What you need to do: Look over the entries and say how many lines include the word "Route". Only the number, please.

_ _ _ _

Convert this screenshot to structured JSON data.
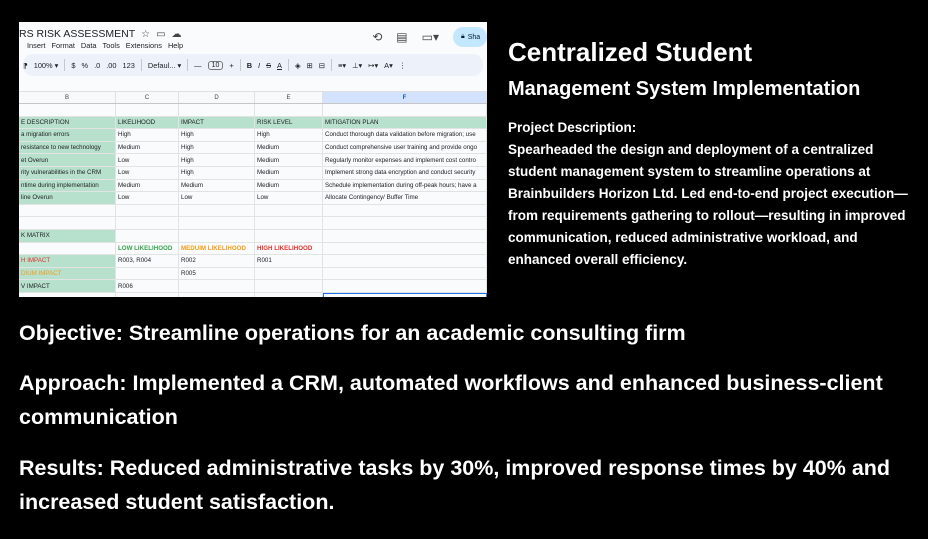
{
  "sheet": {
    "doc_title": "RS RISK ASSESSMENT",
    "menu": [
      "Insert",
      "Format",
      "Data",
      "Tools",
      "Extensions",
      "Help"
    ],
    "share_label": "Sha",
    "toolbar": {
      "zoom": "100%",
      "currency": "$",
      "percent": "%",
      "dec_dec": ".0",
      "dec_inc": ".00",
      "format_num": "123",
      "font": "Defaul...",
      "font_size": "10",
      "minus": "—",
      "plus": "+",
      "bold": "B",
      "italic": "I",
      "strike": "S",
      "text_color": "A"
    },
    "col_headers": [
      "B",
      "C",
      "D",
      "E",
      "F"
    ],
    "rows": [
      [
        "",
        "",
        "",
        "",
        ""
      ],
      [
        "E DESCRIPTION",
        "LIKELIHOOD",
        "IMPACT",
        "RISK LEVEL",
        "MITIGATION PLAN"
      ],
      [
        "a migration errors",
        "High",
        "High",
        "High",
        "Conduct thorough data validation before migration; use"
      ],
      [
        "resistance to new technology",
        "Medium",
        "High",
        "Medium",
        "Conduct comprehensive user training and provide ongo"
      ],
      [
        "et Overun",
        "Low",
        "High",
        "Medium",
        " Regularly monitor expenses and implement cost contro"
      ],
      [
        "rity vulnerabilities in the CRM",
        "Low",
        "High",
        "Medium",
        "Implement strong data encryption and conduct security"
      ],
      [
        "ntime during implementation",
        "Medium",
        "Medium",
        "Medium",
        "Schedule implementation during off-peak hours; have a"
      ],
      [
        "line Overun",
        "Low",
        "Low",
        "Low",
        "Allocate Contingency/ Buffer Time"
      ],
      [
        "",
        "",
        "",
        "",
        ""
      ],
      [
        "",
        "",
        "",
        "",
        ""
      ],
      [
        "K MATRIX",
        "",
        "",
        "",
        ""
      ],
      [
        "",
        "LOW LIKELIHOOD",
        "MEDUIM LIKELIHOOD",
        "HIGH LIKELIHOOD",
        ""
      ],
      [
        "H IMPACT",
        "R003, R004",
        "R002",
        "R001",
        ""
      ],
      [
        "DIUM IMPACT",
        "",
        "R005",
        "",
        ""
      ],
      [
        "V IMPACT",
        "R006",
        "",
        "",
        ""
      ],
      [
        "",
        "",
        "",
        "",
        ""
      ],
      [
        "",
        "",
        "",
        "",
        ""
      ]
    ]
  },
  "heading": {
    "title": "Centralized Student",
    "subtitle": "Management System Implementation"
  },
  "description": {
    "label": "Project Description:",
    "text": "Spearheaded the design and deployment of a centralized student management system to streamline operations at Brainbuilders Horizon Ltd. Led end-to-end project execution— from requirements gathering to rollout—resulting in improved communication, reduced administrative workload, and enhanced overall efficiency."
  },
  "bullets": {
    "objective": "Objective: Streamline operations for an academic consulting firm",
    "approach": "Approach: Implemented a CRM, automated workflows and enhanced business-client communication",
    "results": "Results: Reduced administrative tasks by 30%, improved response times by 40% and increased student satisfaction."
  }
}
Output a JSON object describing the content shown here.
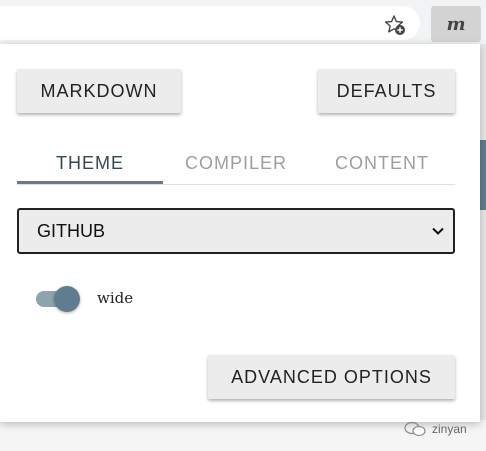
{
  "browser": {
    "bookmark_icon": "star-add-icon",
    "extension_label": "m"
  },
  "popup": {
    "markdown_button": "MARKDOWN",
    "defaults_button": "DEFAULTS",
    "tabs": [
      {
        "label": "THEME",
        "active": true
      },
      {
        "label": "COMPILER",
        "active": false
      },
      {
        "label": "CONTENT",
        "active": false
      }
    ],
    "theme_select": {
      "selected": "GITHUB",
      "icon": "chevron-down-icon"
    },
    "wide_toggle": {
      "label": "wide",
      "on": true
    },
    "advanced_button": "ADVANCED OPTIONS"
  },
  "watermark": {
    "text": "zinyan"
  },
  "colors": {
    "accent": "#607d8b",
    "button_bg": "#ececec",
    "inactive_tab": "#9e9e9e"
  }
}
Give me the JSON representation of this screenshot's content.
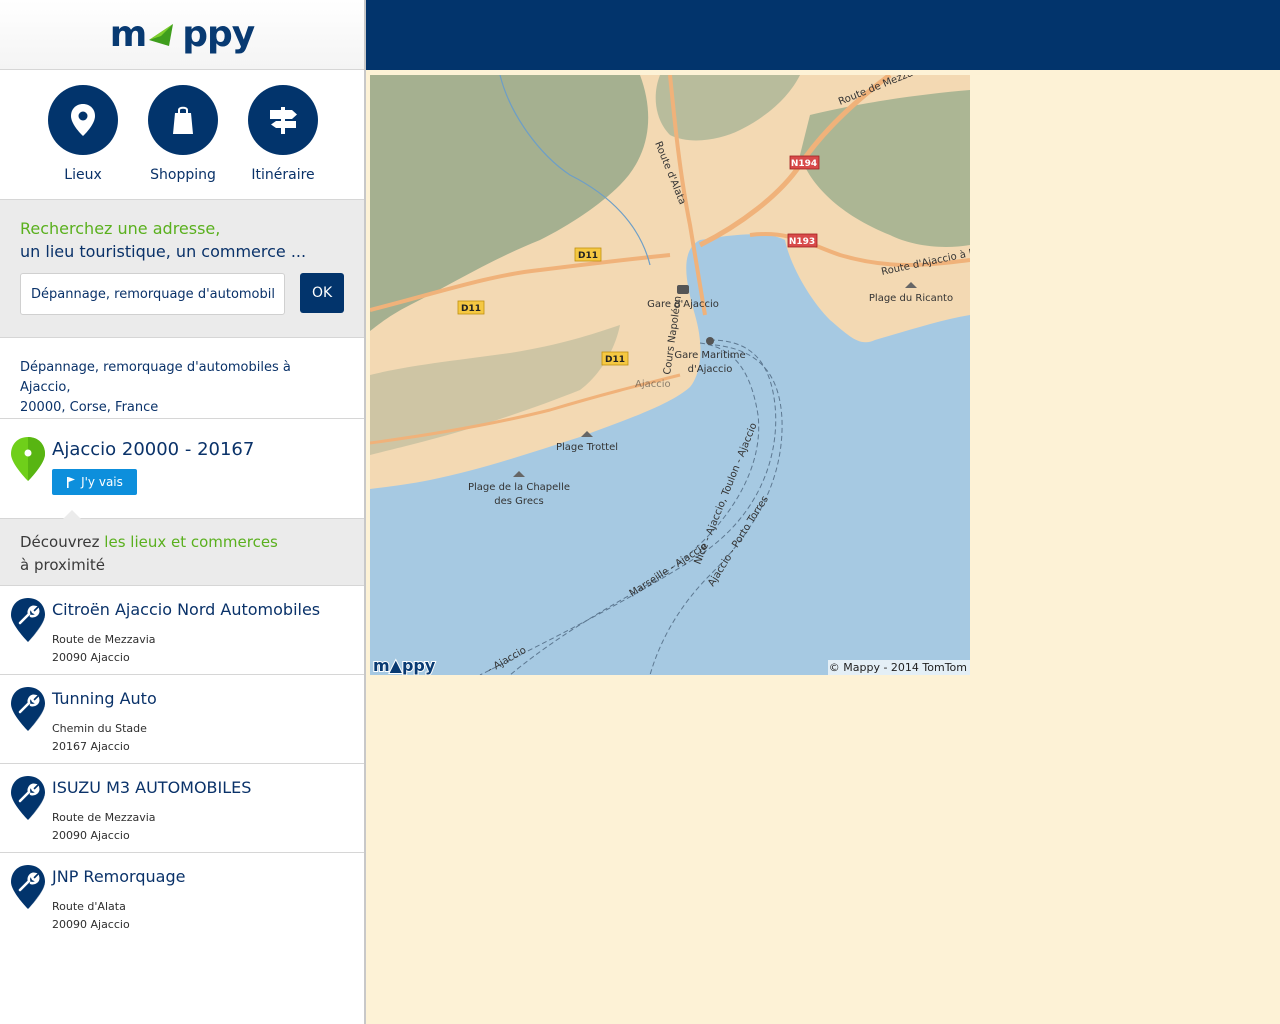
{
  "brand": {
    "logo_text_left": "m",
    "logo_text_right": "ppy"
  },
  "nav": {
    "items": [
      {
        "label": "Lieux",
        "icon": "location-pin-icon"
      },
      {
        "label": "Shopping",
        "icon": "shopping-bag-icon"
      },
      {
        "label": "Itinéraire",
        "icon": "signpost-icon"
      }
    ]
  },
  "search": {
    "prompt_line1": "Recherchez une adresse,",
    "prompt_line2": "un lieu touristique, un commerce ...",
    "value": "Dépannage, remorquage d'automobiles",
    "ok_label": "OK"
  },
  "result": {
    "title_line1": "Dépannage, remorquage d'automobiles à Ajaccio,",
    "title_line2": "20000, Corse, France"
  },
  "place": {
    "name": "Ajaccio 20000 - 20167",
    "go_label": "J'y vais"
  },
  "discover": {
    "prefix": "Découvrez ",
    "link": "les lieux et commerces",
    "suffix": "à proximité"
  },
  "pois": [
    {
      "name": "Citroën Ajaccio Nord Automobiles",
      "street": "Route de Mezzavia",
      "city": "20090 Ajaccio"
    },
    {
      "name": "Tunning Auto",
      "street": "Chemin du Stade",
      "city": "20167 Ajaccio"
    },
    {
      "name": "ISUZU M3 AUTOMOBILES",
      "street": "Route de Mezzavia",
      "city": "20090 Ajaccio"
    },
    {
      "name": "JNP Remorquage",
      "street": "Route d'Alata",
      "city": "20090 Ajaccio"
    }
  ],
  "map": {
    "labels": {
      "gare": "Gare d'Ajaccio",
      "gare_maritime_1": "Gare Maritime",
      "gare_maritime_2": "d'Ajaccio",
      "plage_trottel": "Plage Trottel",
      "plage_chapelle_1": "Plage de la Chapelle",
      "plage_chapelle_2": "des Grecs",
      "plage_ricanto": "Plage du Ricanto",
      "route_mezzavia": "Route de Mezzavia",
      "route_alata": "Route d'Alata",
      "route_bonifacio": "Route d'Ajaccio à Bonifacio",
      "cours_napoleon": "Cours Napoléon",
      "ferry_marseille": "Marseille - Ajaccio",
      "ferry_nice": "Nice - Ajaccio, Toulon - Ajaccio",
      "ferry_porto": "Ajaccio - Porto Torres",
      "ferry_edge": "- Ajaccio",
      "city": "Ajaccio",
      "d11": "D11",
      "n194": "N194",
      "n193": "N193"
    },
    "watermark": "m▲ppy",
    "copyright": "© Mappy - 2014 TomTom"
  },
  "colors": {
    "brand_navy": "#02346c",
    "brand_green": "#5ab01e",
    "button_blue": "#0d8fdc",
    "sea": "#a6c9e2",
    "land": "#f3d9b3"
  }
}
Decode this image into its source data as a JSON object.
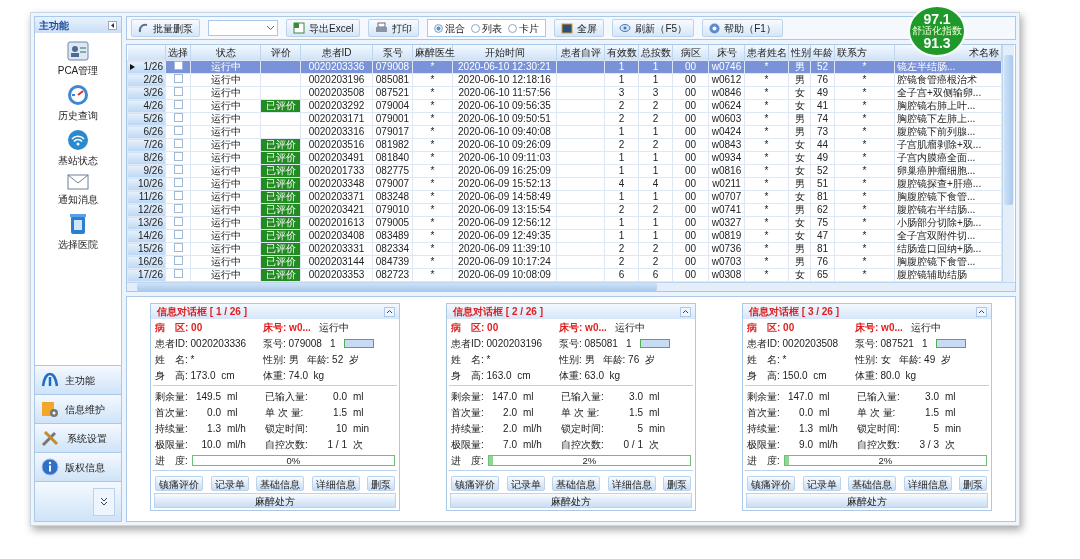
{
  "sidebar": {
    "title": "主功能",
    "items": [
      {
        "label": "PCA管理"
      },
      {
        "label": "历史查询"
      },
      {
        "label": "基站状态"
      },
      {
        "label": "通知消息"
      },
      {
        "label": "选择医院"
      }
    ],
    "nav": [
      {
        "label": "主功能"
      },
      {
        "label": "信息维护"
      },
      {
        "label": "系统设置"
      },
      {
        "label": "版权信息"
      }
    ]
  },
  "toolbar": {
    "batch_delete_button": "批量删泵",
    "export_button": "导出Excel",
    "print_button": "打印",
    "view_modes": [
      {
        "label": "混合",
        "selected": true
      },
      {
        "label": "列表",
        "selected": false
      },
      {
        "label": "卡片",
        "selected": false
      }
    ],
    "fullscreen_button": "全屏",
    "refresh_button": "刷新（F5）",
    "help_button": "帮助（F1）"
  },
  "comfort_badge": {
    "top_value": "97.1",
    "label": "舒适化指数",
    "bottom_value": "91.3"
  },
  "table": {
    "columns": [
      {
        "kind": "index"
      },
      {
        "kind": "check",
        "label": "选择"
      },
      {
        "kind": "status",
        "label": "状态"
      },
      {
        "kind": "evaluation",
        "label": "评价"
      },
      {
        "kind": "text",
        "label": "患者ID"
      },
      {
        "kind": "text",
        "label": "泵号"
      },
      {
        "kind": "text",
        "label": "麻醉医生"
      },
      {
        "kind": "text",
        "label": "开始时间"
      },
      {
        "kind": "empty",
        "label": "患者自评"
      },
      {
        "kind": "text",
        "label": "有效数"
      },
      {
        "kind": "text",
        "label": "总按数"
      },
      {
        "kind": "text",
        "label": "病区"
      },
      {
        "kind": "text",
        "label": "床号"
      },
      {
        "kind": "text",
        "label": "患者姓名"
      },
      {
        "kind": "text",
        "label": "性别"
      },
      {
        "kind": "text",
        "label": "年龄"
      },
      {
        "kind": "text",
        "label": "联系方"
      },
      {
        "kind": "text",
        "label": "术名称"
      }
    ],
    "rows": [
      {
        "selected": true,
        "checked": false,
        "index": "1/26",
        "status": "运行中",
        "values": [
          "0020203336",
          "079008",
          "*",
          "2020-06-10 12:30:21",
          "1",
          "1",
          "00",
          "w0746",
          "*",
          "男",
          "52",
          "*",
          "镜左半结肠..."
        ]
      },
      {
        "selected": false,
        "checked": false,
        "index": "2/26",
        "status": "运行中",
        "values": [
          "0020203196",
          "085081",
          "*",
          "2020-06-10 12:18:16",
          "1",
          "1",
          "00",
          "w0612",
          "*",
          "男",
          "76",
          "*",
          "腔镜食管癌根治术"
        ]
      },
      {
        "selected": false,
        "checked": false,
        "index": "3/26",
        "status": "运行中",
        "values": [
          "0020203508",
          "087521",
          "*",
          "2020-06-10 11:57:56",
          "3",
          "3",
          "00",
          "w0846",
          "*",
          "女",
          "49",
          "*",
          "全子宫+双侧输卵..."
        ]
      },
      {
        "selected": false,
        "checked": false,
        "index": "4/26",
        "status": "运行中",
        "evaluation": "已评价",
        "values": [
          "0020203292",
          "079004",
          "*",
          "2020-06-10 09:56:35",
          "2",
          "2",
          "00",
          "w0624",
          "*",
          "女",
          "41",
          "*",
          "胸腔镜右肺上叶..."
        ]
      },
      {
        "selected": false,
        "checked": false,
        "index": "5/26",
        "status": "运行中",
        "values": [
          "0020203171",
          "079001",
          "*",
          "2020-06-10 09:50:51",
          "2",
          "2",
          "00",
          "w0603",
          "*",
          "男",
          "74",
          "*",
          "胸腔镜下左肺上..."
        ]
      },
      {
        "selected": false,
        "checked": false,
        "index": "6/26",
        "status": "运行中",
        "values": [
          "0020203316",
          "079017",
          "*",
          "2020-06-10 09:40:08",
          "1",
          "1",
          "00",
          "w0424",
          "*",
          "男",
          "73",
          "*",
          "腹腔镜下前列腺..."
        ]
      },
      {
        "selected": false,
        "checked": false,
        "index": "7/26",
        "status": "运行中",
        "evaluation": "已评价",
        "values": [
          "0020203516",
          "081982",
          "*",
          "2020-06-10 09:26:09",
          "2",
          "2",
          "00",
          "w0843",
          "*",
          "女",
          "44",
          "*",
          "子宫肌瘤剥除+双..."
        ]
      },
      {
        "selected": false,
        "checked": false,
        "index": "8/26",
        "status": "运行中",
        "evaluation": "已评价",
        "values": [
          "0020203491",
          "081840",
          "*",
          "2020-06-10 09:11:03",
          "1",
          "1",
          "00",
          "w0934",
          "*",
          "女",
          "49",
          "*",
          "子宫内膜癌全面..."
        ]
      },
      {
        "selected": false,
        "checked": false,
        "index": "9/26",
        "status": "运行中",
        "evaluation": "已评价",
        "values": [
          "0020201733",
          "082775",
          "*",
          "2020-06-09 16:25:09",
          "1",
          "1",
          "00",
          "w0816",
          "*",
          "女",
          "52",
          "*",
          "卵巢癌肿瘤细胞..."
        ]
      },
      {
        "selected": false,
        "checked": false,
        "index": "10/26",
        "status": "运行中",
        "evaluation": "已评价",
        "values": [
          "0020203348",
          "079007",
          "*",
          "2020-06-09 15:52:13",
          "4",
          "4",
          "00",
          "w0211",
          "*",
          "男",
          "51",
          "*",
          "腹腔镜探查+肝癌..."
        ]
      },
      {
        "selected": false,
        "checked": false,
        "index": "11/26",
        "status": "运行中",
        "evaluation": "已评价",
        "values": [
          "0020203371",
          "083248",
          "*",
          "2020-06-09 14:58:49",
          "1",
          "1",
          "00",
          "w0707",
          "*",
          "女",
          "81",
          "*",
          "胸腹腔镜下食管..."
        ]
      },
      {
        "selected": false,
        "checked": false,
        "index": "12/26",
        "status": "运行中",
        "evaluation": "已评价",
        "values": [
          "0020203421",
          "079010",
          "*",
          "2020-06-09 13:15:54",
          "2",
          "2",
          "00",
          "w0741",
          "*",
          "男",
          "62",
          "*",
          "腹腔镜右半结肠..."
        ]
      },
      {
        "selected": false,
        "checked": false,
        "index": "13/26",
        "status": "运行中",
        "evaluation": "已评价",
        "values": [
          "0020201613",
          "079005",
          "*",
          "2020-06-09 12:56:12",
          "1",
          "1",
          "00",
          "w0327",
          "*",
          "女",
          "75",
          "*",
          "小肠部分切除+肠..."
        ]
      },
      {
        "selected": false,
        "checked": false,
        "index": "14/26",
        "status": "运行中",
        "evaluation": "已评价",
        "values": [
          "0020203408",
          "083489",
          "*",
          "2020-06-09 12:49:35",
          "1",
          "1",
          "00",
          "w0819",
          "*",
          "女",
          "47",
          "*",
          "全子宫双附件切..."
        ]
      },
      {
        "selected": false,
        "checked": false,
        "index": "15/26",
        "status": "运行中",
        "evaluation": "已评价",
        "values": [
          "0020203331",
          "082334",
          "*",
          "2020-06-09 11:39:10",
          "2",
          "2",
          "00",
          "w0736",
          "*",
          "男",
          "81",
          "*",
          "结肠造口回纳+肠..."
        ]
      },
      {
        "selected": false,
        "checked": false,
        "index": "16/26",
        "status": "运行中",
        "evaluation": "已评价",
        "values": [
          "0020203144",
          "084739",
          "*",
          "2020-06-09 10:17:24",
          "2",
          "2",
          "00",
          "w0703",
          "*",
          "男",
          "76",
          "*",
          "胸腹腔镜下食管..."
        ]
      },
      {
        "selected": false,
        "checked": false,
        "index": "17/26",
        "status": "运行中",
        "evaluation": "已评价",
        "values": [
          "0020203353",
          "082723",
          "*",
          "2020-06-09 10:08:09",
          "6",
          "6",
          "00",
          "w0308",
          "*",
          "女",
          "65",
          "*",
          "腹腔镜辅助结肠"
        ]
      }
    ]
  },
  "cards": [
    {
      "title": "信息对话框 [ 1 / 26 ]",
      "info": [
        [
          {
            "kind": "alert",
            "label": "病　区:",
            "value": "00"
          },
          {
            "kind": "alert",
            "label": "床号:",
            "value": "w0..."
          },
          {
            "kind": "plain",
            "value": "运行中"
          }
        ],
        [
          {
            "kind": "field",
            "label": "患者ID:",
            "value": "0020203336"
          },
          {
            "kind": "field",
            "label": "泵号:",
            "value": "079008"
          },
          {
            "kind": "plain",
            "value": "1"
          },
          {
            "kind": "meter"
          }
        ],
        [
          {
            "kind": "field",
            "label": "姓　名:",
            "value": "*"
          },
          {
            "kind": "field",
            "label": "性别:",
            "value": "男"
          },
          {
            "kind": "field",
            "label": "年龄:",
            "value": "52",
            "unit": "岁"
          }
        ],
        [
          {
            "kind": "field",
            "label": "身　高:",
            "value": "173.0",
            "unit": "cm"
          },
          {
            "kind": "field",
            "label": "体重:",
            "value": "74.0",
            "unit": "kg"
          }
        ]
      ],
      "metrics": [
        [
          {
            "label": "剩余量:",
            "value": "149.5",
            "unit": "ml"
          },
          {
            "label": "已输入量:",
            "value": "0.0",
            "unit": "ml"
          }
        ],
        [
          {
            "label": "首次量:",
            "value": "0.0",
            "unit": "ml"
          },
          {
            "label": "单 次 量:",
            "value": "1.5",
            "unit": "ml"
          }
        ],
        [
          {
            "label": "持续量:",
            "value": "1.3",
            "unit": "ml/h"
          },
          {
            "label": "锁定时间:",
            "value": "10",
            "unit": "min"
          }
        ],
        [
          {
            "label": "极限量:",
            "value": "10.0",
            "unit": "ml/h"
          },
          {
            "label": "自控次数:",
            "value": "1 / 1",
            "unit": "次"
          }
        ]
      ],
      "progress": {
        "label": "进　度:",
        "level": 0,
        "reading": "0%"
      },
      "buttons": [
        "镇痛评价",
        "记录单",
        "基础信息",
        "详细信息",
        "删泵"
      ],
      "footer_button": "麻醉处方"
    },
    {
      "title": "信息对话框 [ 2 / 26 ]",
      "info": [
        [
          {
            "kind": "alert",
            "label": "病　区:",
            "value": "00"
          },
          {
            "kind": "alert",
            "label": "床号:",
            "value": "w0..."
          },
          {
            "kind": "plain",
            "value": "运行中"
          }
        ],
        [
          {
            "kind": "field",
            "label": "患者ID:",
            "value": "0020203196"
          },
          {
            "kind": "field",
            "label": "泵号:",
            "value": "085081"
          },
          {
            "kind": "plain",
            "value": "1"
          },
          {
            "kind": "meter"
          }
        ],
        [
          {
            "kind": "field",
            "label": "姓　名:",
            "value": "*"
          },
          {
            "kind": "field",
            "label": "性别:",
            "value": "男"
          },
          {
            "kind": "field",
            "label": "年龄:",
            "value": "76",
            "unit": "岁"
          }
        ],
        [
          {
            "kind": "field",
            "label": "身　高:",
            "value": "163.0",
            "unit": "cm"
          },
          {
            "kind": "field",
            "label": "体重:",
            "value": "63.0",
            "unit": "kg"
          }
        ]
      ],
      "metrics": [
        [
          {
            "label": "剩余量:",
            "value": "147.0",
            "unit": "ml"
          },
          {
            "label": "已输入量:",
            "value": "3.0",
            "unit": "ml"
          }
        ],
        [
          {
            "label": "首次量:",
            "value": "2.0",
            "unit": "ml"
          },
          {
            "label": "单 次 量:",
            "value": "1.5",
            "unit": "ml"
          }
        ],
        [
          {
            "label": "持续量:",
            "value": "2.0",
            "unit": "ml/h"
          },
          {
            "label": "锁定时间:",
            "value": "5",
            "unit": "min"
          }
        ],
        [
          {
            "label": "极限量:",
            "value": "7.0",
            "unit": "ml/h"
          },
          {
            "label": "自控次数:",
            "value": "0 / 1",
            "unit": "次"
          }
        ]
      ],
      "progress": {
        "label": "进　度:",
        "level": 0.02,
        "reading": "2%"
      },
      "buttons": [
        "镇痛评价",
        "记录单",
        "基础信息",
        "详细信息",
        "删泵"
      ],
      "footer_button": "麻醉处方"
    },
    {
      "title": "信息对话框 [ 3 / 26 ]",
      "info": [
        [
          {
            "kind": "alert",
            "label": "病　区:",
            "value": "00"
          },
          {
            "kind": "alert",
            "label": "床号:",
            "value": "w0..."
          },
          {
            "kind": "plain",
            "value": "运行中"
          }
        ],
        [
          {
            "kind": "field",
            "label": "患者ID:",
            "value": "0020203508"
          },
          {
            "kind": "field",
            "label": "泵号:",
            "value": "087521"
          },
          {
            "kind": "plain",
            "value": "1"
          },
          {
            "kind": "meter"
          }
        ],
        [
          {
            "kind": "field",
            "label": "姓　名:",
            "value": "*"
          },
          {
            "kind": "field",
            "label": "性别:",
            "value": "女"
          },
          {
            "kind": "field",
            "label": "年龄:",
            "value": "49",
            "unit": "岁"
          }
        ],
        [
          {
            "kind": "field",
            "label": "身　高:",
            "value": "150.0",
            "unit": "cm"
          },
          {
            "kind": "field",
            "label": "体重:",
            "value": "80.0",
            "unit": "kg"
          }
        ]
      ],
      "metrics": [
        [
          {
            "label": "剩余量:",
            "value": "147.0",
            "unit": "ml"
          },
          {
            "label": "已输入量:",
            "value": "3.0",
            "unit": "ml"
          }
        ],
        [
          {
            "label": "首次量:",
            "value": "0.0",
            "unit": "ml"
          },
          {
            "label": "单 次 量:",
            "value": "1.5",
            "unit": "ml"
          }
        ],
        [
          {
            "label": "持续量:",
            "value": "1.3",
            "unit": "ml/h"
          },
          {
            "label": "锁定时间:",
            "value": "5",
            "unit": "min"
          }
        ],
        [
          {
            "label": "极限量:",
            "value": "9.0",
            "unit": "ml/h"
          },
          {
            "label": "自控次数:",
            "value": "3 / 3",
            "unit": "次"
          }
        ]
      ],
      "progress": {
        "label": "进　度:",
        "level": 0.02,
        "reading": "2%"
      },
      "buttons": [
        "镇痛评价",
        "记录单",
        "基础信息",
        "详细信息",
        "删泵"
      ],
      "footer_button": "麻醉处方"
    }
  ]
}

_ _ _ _

Answer box: 6